Again, that is not to say that there are not sophisticated elements showcasing this abstract concept of maturity within the film. Batman v Superman : Dawn of Justice does an excellent job with its operatic interpretation of the death of Martha and Thomas Wayne, a singularly important moment in developing Batman as a character. It is even more striking when you realize that this scene, very early in the film, sets the philosophical principles of Batman in an organic way that utilized economic storytelling and strong visuals instead of the ham-fisted expository dialog that permeates the rest of the film. To wit, Thomas Wayne is shot down in the midst of attempting to fight off the attacker who would rob them. This is a direct act of aggression, which sets the tone for our more active-minded, aggressive Batman throughout the rest of the film. Contrast this with the Batman of the Christopher Nolan trilogy, whose Thomas Wayne died while trying to place himself between the attacker and his wife, an act of defense. To construct the scene this way, Snyder was likely attempting to prove his thesis on heroism; that passivity has no place in the heart of those we should call heroes. This is indeed a bold choice and shows some of the maturity that supporters of the film like to point to. However, much of the goodwill earned by flourishes like this are balanced out by scenes in which Lex Luthor taunts a senator with a glass of urine on her desk before suicide bomber takes out the capitol building.

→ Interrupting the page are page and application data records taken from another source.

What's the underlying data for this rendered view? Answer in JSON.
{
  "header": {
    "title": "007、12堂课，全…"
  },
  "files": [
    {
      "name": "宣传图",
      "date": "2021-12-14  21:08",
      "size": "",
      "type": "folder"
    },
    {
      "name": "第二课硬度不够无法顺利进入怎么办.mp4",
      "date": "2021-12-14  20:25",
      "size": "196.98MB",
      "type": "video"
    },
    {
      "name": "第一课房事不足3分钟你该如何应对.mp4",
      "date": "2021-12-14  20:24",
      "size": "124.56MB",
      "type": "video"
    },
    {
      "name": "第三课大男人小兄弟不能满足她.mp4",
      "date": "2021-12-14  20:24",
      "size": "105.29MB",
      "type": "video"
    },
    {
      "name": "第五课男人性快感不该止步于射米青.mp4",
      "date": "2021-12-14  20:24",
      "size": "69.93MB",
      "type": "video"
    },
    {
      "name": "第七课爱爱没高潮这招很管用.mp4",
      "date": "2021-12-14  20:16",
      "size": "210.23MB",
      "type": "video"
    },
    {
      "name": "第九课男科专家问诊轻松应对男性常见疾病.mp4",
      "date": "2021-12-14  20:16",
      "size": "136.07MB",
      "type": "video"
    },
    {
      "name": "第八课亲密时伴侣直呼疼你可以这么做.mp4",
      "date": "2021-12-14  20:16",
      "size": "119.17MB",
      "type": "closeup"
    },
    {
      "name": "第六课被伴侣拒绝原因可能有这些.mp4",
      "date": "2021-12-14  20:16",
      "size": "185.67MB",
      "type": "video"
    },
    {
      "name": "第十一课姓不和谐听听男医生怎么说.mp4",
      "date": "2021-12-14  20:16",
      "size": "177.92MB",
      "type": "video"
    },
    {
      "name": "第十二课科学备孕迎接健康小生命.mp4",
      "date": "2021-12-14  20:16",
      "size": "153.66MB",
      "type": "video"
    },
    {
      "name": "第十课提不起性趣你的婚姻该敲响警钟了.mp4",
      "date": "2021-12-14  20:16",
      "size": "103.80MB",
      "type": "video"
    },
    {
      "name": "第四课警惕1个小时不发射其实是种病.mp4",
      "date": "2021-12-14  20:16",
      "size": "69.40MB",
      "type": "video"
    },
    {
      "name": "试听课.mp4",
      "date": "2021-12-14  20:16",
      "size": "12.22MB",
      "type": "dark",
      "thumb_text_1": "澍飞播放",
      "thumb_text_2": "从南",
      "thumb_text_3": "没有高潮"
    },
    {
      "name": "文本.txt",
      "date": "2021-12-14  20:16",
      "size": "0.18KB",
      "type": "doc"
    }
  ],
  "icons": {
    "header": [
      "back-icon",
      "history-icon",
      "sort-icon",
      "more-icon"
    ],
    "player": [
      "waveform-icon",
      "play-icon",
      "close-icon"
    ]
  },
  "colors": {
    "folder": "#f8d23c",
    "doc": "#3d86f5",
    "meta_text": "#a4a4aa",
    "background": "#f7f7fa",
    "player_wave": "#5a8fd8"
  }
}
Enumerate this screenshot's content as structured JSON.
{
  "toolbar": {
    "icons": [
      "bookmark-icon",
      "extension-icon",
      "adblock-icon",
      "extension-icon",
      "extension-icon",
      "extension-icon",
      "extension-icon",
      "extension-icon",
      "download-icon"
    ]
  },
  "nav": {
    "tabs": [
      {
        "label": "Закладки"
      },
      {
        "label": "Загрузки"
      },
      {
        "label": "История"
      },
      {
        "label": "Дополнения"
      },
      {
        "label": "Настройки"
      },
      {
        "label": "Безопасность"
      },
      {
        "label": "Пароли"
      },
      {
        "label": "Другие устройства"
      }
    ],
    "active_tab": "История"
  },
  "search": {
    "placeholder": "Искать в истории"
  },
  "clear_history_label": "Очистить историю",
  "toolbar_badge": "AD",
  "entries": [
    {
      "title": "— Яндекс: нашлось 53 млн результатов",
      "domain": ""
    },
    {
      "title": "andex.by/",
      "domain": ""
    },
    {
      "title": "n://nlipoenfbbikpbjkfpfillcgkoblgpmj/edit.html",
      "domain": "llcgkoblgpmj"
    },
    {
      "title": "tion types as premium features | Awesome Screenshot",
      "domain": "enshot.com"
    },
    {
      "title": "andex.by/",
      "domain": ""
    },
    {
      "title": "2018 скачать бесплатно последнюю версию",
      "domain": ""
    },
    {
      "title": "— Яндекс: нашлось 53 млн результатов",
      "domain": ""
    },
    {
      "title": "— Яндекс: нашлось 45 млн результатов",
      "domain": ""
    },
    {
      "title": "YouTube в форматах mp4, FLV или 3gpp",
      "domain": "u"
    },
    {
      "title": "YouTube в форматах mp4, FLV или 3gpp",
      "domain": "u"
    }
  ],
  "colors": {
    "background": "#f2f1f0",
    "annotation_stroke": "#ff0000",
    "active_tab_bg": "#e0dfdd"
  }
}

Batman v Superman : Dawn of Justice is not an unholy abomination of a film. It is not even the worst comic book film of the last five years. Oddly enough, as much as this film drew from the oeuvre of Frank Miller, it was that man’s Sin City : A Dame to Kill For that takes the prize as the most incoherent, painfully unwatchable comic book adaptation since the genre saw its resurgence in the middle of the 2000s. What Batman v Superman : Dawn of Justice is actually is a deeply flawed film whose individual parts do not add up to a competent film but possesses minute elements that work in such a way that the flaws can be overlooked by a certain contingency of the audience. In a way, supporters of Batman v Superman : Dawn of Justice are correct. The film is critic proof. It will and has made the studio the money they so obviously desired. But for those who were hoping to see a film that embraced the true meaning of maturity, the concept that so many are quick to rally around to defend this film, they will only be disappointed.